In PF’s conception of socialism, then, much is made of the excitement of it all, less of the lessons of history which must be learnt if all the activity is actually to result in real gains for the working class. We have examined the main lessons of the history of workers’ struggles, as summed up in Marxism, and have found that in every case PF’s doctrine constitutes an obstacle to propagating these lessons. He fosters illusions that socialism can come about without an intervening historical stage of proletarian revolution.

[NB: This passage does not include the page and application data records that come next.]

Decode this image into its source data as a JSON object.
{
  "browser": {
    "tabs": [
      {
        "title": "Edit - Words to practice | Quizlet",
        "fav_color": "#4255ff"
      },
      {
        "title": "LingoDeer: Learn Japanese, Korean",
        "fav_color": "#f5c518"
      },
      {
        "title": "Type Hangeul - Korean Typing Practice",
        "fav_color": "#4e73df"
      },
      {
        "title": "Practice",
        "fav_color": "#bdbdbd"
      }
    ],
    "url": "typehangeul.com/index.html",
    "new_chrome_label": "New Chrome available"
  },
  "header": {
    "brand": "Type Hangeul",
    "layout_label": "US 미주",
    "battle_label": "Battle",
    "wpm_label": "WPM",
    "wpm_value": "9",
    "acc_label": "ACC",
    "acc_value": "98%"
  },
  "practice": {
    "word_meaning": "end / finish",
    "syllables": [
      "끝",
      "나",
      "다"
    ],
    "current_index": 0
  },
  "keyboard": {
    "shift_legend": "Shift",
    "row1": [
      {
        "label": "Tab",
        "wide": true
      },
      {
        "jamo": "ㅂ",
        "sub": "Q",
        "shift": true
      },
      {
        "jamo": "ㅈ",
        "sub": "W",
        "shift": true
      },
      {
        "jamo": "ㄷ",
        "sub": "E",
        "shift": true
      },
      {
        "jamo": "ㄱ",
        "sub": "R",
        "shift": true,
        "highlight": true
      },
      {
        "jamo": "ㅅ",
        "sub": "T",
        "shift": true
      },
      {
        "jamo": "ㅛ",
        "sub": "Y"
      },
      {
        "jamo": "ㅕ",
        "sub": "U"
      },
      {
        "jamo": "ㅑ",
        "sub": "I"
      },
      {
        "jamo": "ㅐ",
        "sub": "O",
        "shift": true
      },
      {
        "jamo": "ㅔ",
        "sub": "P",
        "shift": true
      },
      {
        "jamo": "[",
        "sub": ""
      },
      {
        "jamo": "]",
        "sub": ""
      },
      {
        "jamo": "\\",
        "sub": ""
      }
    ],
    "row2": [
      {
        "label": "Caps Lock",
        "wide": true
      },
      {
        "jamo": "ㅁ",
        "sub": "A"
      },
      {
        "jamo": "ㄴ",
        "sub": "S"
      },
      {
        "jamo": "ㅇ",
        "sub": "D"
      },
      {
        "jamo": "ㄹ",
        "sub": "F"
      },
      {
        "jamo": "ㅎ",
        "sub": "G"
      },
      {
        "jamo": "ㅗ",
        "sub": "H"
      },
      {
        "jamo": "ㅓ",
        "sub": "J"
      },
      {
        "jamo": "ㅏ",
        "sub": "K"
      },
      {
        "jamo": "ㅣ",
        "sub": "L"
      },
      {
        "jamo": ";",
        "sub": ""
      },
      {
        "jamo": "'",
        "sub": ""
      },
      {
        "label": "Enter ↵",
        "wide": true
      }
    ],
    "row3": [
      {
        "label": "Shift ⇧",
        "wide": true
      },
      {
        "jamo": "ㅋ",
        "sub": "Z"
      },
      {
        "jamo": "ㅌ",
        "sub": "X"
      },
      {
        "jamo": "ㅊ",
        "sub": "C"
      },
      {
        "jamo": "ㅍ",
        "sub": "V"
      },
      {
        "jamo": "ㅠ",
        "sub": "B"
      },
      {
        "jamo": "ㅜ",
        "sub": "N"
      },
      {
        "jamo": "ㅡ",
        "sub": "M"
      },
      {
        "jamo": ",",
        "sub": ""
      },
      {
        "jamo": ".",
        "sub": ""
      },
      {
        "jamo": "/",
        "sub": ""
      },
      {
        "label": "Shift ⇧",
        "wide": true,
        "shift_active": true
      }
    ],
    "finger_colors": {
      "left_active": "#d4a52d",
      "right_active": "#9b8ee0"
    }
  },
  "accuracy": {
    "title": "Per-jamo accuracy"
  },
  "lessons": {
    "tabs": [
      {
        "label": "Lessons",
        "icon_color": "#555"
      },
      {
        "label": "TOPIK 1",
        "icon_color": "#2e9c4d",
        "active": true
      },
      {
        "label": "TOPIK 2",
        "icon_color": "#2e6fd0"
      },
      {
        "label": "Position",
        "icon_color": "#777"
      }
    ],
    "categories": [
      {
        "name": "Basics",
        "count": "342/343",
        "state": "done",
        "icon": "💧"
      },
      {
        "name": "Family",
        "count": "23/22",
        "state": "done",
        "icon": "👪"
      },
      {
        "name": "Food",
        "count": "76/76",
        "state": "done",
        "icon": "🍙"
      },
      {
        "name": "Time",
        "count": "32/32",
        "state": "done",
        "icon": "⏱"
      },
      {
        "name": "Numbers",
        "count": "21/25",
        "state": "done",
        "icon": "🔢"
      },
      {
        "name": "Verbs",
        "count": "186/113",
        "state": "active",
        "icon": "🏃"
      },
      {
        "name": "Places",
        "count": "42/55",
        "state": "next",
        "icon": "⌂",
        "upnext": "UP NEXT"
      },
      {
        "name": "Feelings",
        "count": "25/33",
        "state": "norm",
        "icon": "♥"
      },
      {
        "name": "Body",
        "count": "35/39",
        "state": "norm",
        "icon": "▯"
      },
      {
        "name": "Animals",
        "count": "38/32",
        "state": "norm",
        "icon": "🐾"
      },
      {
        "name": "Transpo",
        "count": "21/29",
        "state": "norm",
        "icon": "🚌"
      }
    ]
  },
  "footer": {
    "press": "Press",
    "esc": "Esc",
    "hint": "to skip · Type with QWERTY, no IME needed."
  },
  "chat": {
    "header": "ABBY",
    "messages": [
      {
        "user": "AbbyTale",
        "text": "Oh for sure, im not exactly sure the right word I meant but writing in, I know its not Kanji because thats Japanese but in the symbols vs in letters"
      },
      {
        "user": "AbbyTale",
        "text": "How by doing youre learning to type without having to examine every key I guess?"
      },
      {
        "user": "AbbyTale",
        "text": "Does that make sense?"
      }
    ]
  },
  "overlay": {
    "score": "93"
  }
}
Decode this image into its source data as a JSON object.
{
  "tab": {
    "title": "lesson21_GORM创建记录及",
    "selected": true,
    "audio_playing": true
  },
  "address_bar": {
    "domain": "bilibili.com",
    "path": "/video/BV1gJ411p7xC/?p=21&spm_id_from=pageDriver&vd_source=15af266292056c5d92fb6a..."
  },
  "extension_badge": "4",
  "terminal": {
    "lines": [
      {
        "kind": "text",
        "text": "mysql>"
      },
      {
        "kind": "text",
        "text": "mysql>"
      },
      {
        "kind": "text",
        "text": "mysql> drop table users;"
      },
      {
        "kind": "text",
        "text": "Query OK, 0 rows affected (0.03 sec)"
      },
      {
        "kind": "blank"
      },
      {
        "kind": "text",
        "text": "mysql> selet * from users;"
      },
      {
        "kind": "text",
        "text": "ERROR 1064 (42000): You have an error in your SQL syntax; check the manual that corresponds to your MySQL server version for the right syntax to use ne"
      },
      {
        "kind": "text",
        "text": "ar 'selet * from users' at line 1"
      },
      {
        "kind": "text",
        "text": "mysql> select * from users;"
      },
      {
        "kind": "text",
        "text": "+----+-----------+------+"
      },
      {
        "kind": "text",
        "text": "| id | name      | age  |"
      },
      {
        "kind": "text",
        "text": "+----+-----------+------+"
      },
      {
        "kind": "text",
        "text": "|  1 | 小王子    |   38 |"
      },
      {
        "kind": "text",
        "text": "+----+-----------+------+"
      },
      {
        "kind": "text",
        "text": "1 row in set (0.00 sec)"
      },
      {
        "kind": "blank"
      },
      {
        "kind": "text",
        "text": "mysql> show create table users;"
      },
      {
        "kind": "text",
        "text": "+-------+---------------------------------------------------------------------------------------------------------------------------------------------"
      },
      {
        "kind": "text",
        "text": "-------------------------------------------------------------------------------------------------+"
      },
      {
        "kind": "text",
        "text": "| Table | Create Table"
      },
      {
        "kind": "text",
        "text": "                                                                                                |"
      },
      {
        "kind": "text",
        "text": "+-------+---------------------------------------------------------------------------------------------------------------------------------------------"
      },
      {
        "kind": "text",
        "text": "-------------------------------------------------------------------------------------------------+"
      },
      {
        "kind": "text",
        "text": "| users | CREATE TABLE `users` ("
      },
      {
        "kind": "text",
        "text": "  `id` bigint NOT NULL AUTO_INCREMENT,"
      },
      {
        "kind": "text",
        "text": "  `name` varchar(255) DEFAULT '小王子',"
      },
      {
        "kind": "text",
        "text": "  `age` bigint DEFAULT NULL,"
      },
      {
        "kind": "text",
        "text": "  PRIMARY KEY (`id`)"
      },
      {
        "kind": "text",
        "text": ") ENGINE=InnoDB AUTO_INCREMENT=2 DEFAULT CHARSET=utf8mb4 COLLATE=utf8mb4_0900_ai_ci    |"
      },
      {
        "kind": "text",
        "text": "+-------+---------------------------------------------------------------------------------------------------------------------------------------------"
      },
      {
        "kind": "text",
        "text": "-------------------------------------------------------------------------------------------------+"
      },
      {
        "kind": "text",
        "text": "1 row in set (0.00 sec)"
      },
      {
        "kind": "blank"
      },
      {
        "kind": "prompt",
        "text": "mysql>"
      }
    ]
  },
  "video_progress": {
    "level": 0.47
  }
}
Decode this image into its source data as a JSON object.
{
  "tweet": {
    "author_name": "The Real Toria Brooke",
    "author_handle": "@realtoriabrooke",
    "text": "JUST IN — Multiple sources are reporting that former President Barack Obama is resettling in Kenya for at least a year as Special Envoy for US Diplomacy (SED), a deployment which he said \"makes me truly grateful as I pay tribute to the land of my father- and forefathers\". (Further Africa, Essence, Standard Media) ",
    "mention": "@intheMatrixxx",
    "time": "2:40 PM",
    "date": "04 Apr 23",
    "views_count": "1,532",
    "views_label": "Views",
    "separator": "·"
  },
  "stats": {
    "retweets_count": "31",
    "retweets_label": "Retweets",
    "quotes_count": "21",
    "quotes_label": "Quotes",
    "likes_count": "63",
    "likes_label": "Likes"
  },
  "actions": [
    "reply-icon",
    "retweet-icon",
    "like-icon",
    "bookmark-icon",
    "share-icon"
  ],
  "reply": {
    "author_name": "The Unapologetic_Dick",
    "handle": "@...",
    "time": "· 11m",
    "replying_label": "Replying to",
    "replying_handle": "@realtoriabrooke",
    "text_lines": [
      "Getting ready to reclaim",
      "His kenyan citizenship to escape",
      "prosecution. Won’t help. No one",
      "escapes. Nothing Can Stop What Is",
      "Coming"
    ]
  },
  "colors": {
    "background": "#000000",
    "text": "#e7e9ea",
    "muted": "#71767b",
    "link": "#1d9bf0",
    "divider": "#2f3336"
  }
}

He practises demagogy, and hides the need for the working class to exercise dictatorship over the capitalist class once it has overthrown it: he does not even raise the question of the building of a workers’ state, or mention the components of that state, principally the proletarian armed forces. His attitude towards non-proletarian classes among the oppressed peoples of the world verges on racism. His over-readiness to blame all revolutionary failures during previous decades on the Soviet Union in the Stalin period is matched by a failure to expose the reactionary role of the Soviet Union in world affairs today that amounts almost to criminal negligence. His conception of the role of theory seems to be not that it is something to integrate with contemporary practice, but on the contrary a source of isolated and scattered quotations and allusions taken out of context, or (in the case of Trotskyism) a source of clever-sounding historical narrative. Where he docs allude to overall questions of tactics in the current situation, he reverts to the pre-Marxist (and pre-Trotskyist) doctrine of syndicalism, though when it comes to specific cases of revolutions and general strikes he abandons that as well as he is unable to establish that there is any intrinsic connection between the two. While paying lip-service to the need for a party, when it comes to specific cases he forgets all about this and just worships spontaneity. He tries to pretend that he has learnt the lesson of Chile, and poses as an opponent of the theory of ’peaceful transition’, but he equivocates on this issue and in general represents revolution as a very peaceful affair indeed. The common thread linking all the elements of his doctrine, as also all his errors on current affairs, is his failure to sec that the question of state power (not ownership, etc.) is the central issue in revolutionary politics.

How, then, are we to categorise PF’s doctrine? His brand of petty-bourgeois dreaming is quite deeply-rooted in the intellectual tradition of this country, and harks back in many ways to Utopian writers such as Owen and Shelley, and to later socialists such as William Morris. The difference between the standpoint of PF and the standpoint of these writers, however, is that they represented views that were comparatively progressive, even revolutionary, in their time, whereas for PF in 1977 still to cling to errors they made is unpardonable. Much water has flowed under the bridge since their day, and many lessons have been learned through bitter experience. Were Owen and Shelley still alive today, they would be eager to learn and apply these lessons, and PF does them no justice by clinging to those aspects of their outlook that that have been shown by history to have been erroneous. PF can, then, be broadly categorised as a petty-bourgeois Utopian of a quaintly old-fashioned nature, up-dated as far as the 1930s with a smattering of Trotskyism, but up-dated no further.

In short, PF’s doctrine is an opportunist amalgam of heterogeneous elements, into which anything is ’incorporated’ that he feels might function as bait to attract potential recruits into the SWP. To what extent does PF’s own particular mish-mash reflect the ideas current in the SWP as a whole? Our experience is that, while of course in an ultra-liberal organisation like the SWP each has his own individual doctrinal recipe. PF’s doctrine is a pretty good example. It reflects most of the characteristic errors to be found in the SWP, and where it does leave gaps in this respect, we have tried to fill them in for him. We feel justified, therefore, in placing responsibility for this travesty of socialism not only on PF himself but also on Chris Harman, Tony Cliff, Margaret Renn, Laurie Flynn, Geoff Ellen, and Jim Nichol who read and “improved’” his pamphlet, and beyond them on the SWP as a whole which published it.